Task requirements
Search the entries below for the word "time", then copy each line in which it is found.

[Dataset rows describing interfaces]
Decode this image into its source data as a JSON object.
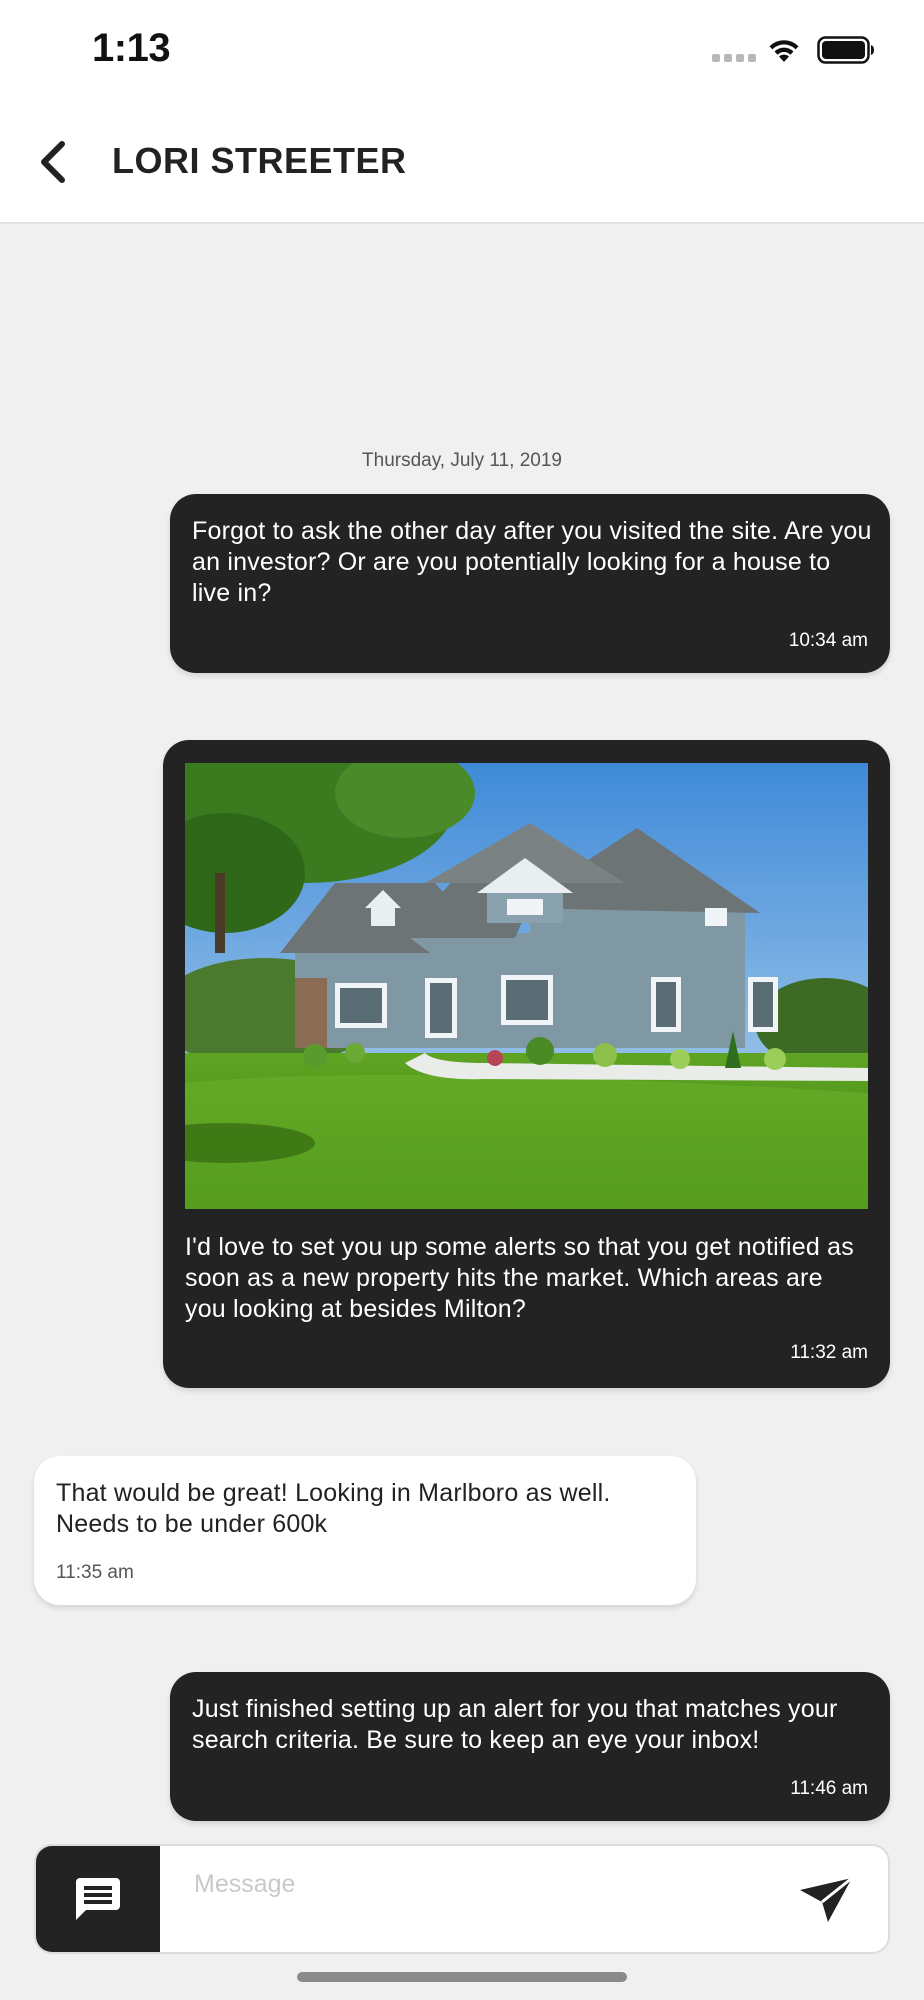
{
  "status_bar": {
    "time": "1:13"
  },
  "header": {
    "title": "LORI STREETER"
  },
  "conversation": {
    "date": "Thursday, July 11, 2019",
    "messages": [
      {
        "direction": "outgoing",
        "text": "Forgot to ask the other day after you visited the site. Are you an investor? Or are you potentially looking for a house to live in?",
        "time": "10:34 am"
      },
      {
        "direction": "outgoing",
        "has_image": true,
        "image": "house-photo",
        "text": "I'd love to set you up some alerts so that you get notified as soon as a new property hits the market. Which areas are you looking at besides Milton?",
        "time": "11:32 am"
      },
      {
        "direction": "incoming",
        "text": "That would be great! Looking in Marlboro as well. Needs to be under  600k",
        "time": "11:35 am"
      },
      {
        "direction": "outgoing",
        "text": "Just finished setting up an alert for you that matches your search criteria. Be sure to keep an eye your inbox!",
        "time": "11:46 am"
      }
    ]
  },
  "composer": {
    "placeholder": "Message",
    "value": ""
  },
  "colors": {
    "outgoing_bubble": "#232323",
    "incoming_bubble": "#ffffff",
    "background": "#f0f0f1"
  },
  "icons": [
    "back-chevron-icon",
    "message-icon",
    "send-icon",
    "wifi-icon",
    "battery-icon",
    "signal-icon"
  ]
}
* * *
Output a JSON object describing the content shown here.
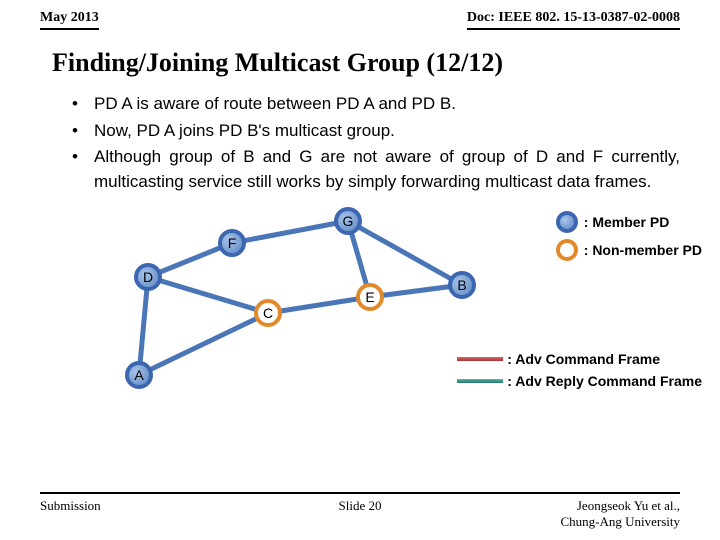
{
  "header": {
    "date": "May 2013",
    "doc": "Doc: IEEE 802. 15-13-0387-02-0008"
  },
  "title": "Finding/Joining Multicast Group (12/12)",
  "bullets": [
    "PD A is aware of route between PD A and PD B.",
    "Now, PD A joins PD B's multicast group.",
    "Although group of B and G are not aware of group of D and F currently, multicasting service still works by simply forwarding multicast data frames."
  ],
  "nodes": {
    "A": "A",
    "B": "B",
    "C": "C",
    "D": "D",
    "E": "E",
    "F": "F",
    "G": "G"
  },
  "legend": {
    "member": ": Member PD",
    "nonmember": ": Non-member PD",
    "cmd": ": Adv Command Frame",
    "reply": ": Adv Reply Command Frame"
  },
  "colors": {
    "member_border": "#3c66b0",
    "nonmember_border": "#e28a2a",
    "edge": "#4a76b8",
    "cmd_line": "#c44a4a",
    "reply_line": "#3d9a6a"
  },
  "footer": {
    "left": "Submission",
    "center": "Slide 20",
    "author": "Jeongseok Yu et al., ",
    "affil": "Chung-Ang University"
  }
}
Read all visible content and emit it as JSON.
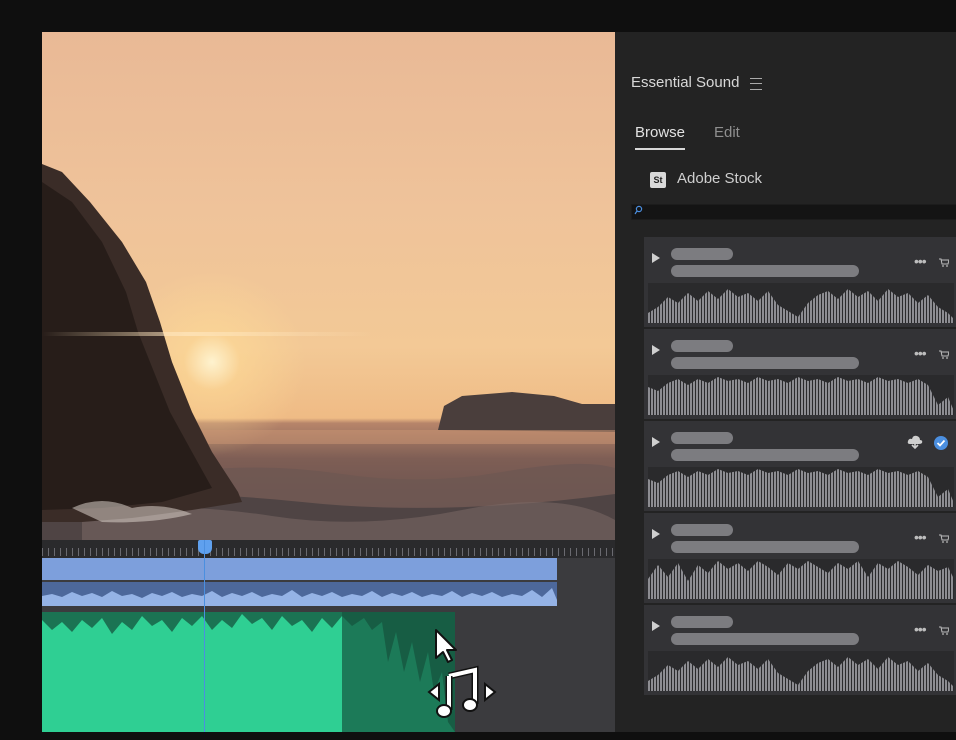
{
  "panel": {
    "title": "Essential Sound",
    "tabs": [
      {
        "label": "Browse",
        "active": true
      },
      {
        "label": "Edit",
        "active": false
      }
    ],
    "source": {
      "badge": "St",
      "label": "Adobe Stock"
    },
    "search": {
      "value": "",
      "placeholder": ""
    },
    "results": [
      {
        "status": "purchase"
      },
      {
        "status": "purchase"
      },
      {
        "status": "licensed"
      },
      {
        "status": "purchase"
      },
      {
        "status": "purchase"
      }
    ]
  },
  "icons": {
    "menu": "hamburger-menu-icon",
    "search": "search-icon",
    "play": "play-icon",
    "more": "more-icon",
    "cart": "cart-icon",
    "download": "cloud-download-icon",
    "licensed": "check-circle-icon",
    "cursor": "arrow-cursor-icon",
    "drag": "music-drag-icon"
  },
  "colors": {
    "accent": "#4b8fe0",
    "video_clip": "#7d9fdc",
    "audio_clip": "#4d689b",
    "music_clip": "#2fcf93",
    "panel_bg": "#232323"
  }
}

Answer to the problem
    "time": "1:13"
        "time": "10:34 am"
        "time": "11:32 am"
        "time": "11:35 am"
        "time": "11:46 am"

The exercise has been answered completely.